Robocop is another failed remake attempt in a long line of failed remake attempts that audiences have seen Hollywood pump out over the past several years. Instead of developing fresh ideas, studios are taking the easy way out by choosing popular movies from the past and trying to re-hash them for current audiences. The problem is that the remakes are never as good as the originals, especially when the originals are great films.
That’s not to say that 2014 Robocop just retells the same story that 1987 Robocop did. In fact, as far as remakes go, this reboot changes up quite a bit about the plot, the characters, and even some of the main underlying themes that made the original film so popular. Unfortunately, this turns out to be one of the biggest downfalls of Robocop.
This Robocop takes place in the year 2028. Robotics-builder OmniCorp has cornered the world market on militarized combat robot models with one exception – the United States. It seems that American citizens don’t trust the safety of their families to a robot that can’t think or feel like a human would. OmniCorp’s CEO, Raymond Sellars (Michael Keaton), decides that remedy for this is to find a way to put a man inside a machine. If a robot could have the efficiency of a machine and the emotional palette of a person, then everybody would win. After Detroit police officer Alex Murphy (Joel Kinnaman) is brutally attacked and mutilated by an organized crime boss, Sellars gets his chance and “Robocop” is born. Murphy’s ravaged body is pieced together with state-of-the-art technology (from lead scientist Gary Oldman) to create a hybrid man/machine – with Murphy’s mind calling the shots, but OminCorp’s technology pulling the strings. While Murphy’s personality remains the same (he still remembers who he is and the family that he left behind), there are times that he doesn’t seem like a person at all.

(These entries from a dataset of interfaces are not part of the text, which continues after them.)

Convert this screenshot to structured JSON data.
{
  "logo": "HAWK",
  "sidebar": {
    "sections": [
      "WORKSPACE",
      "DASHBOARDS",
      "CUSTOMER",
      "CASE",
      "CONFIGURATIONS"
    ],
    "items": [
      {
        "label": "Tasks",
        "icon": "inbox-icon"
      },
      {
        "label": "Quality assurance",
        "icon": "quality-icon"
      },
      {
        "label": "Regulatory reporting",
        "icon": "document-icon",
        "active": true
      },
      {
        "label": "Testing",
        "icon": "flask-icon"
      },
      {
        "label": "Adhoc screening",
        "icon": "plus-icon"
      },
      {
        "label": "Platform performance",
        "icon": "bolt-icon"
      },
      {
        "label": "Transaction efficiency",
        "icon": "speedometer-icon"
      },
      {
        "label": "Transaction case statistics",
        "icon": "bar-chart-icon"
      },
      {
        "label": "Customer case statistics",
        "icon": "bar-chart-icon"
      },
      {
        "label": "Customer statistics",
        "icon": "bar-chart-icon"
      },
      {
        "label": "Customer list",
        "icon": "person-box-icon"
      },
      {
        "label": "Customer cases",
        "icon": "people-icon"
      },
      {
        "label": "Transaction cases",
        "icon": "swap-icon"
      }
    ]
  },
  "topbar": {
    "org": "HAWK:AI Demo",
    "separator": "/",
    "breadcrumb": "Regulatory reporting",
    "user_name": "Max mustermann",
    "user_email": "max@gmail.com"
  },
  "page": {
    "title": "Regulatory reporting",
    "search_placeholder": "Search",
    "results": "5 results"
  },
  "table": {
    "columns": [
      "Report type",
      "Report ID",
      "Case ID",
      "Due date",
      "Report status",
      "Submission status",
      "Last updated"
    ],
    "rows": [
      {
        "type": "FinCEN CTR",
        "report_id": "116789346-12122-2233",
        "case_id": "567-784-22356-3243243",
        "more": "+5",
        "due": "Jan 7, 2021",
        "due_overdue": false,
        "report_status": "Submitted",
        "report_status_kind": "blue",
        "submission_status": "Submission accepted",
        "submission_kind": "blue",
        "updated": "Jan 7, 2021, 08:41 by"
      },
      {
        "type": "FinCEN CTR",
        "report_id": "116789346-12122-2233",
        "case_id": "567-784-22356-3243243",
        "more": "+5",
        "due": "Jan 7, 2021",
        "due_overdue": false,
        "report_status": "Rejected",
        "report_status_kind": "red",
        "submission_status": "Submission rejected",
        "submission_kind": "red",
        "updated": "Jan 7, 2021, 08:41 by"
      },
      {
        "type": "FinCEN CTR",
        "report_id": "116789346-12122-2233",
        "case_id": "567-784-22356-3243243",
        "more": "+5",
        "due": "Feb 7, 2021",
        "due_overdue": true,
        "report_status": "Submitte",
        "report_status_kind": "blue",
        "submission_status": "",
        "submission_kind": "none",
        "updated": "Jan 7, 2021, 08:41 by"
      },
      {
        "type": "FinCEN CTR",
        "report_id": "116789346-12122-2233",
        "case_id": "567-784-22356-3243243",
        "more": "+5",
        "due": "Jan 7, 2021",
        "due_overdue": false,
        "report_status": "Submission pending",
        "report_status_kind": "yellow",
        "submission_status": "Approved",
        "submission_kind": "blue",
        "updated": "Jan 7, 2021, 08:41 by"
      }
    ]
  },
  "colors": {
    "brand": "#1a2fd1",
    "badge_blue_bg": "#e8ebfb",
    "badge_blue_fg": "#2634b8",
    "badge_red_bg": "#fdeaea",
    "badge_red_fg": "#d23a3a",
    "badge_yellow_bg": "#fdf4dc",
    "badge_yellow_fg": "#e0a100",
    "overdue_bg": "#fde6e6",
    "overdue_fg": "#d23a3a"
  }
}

As OmniCorp tries to put a Robocop on every American street corner, Murphy struggles to reconcile his new robotic identity with the family that still sees him as their husband and father.
Screenwriter Joshua Zetumer takes a wild departure from the story of the original Robocop with his reboot. In the original 1987 film, Murphy’s brain was so badly injured that when he transformed into Robocop, all of his past memories became nothing more than flashes that interrupted his programming. In the reboot, Murphy is still fully conscious and remembers his past life with his family. In the original film, Robocop’s primary motivation in the movie was to take his vengeance on the evil criminal that killed him. Sure, he wanted to learn more about his former life, but Robocop never tried to reconcile with his family. Instead, he fully committed to the job of cleaning up the streets of Detroit and taking down OmniCorp. These differences lead the rebooted Robocop down a long and winding path full of contrived emotions, silly moments, and an inconsistent tone that never quite figures out what it wants to be.
1987’s Robocop was notorious for the exaggerated amounts of violence that it portrayed. In fact, the gore level on that film was an 11 (out of 10) with scenes of characters having limbs shot off, being dumped into vats of toxic acid, and with a body count that approaches the hundreds. The rebooted Robocop is very tame by comparison. Preferring to keep a PG-13 rating, 2014’s Robocop has none of the extravagant violence that was such a big part of the original film’s style (and almost all Paul Verhoeven action flicks). Here, director Jose Padilha cuts away from the gore, giving us a neutered entry into a film series often noted for its over-the-top violence.
Nothing really works with the updated Robocop. Though it sports a cast full of talented actors (Gary Oldman, Michael Keaton, Sam Jackson to name a few), the story never allows these actors to make the characters their own. Instead, we are left with a watered-down version of Alex Murphy, a villain that isn’t scary (Keaton has nothing on the original’s Dick Jones – played with evil glee by Ronny Cox), and a story that doesn’t keep our interest. About the only smart decision these filmmakers made was to keep the original theme song intact – something that gives the film a much-needed injection of nostalgia.
Avoid Robocop at all costs. The only people that should see this movie are die-hard fans of the entire franchise. If you don’t fit into that category, save yourself some time (and disappointment) and just go rent the original Robocop again. You can thank me later…
Robocop is rated PG-13 and is 102 minutes long.